◆ Your assignment ◆
In the listing below, locate the lines that hold "home" and copy them.

◆ Source material ◆

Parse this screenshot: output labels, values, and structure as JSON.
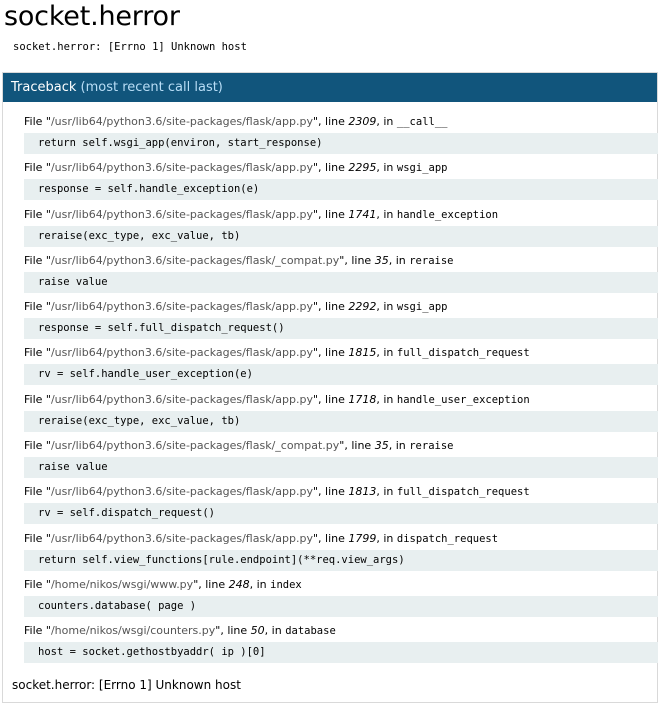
{
  "title": "socket.herror",
  "summary": "socket.herror: [Errno 1] Unknown host",
  "traceback": {
    "header_main": "Traceback",
    "header_sub": "(most recent call last)",
    "frames": [
      {
        "file": "/usr/lib64/python3.6/site-packages/flask/app.py",
        "line": "2309",
        "function": "__call__",
        "source": "return self.wsgi_app(environ, start_response)"
      },
      {
        "file": "/usr/lib64/python3.6/site-packages/flask/app.py",
        "line": "2295",
        "function": "wsgi_app",
        "source": "response = self.handle_exception(e)"
      },
      {
        "file": "/usr/lib64/python3.6/site-packages/flask/app.py",
        "line": "1741",
        "function": "handle_exception",
        "source": "reraise(exc_type, exc_value, tb)"
      },
      {
        "file": "/usr/lib64/python3.6/site-packages/flask/_compat.py",
        "line": "35",
        "function": "reraise",
        "source": "raise value"
      },
      {
        "file": "/usr/lib64/python3.6/site-packages/flask/app.py",
        "line": "2292",
        "function": "wsgi_app",
        "source": "response = self.full_dispatch_request()"
      },
      {
        "file": "/usr/lib64/python3.6/site-packages/flask/app.py",
        "line": "1815",
        "function": "full_dispatch_request",
        "source": "rv = self.handle_user_exception(e)"
      },
      {
        "file": "/usr/lib64/python3.6/site-packages/flask/app.py",
        "line": "1718",
        "function": "handle_user_exception",
        "source": "reraise(exc_type, exc_value, tb)"
      },
      {
        "file": "/usr/lib64/python3.6/site-packages/flask/_compat.py",
        "line": "35",
        "function": "reraise",
        "source": "raise value"
      },
      {
        "file": "/usr/lib64/python3.6/site-packages/flask/app.py",
        "line": "1813",
        "function": "full_dispatch_request",
        "source": "rv = self.dispatch_request()"
      },
      {
        "file": "/usr/lib64/python3.6/site-packages/flask/app.py",
        "line": "1799",
        "function": "dispatch_request",
        "source": "return self.view_functions[rule.endpoint](**req.view_args)"
      },
      {
        "file": "/home/nikos/wsgi/www.py",
        "line": "248",
        "function": "index",
        "source": "counters.database( page )"
      },
      {
        "file": "/home/nikos/wsgi/counters.py",
        "line": "50",
        "function": "database",
        "source": "host = socket.gethostbyaddr( ip )[0]"
      }
    ],
    "footer": "socket.herror: [Errno 1] Unknown host"
  },
  "labels": {
    "file_prefix": "File ",
    "line_prefix": ", line ",
    "in_prefix": ", in "
  }
}
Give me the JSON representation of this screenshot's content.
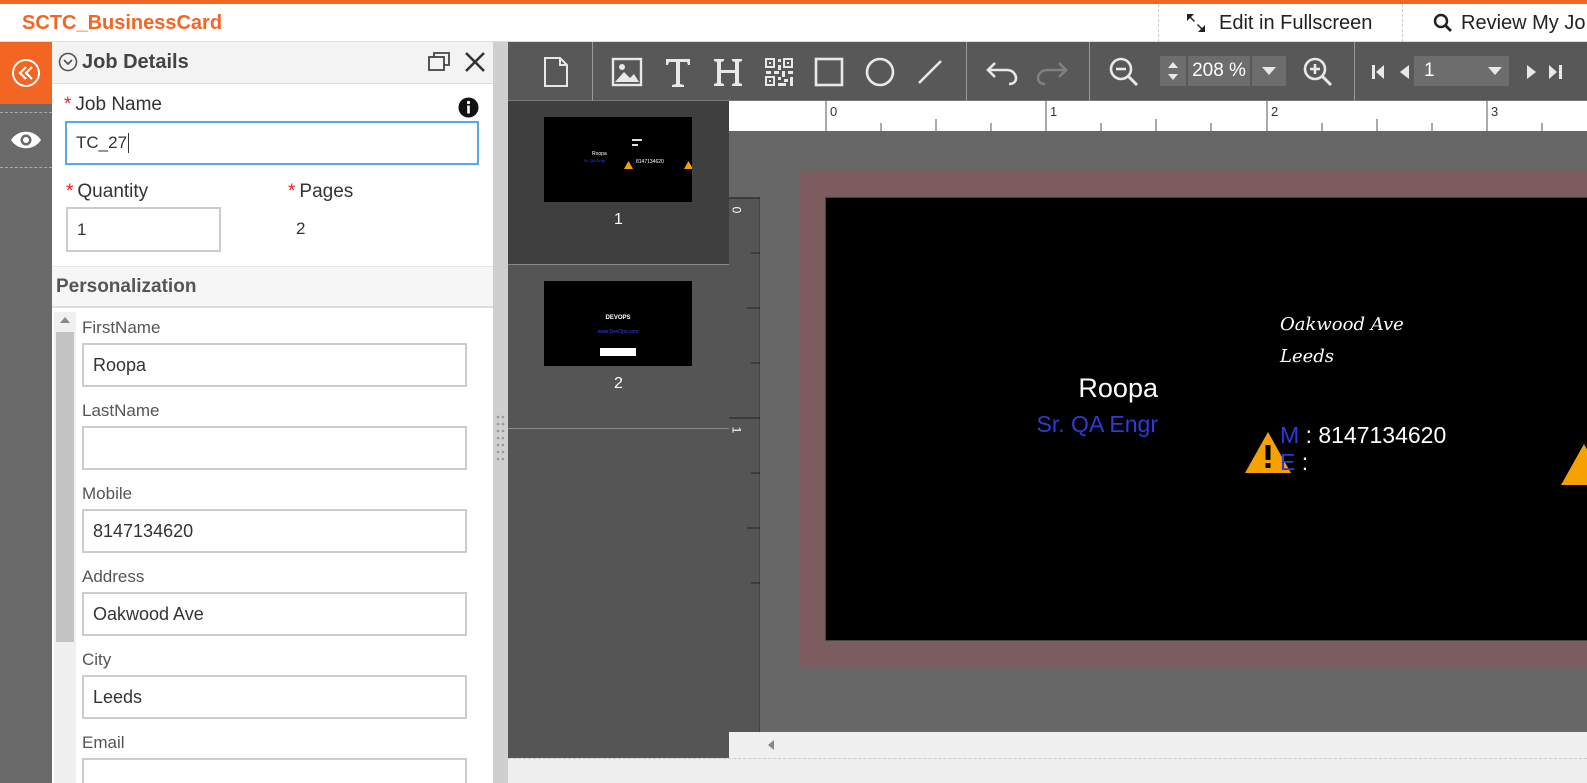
{
  "app": {
    "title": "SCTC_BusinessCard"
  },
  "top_actions": {
    "fullscreen_label": "Edit in Fullscreen",
    "review_label": "Review My Jo"
  },
  "panel": {
    "title": "Job Details",
    "job_name_label": "Job Name",
    "job_name_value": "TC_27",
    "quantity_label": "Quantity",
    "quantity_value": "1",
    "pages_label": "Pages",
    "pages_value": "2",
    "required_mark": "*",
    "section_title": "Personalization",
    "fields": {
      "firstname_label": "FirstName",
      "firstname_value": "Roopa",
      "lastname_label": "LastName",
      "lastname_value": "",
      "mobile_label": "Mobile",
      "mobile_value": "8147134620",
      "address_label": "Address",
      "address_value": "Oakwood Ave",
      "city_label": "City",
      "city_value": "Leeds",
      "email_label": "Email",
      "email_value": ""
    }
  },
  "toolbar": {
    "zoom_value": "208 %",
    "page_value": "1"
  },
  "thumbnails": [
    {
      "number": "1",
      "mini_name": "Roopa",
      "mini_title": "Sr. QA Engr",
      "mini_phone": "8147134620"
    },
    {
      "number": "2",
      "mini_heading": "DEVOPS",
      "mini_url": "www.DevOps.com"
    }
  ],
  "ruler": {
    "h_ticks": [
      "0",
      "1",
      "2",
      "3"
    ],
    "v_ticks": [
      "0",
      "1"
    ]
  },
  "card": {
    "name": "Roopa",
    "job_title": "Sr. QA Engr",
    "address_line1": "Oakwood Ave",
    "address_line2": "Leeds",
    "mobile_key": "M",
    "mobile_sep": ":",
    "mobile_value": "8147134620",
    "email_key": "E",
    "email_sep": ":"
  },
  "colors": {
    "accent": "#f26522",
    "card_blue": "#2e3bd6",
    "warning": "#f5a100"
  }
}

◆ Task answer ◆
        "file": "/home/nikos/wsgi/www.py",
        "file": "/home/nikos/wsgi/counters.py",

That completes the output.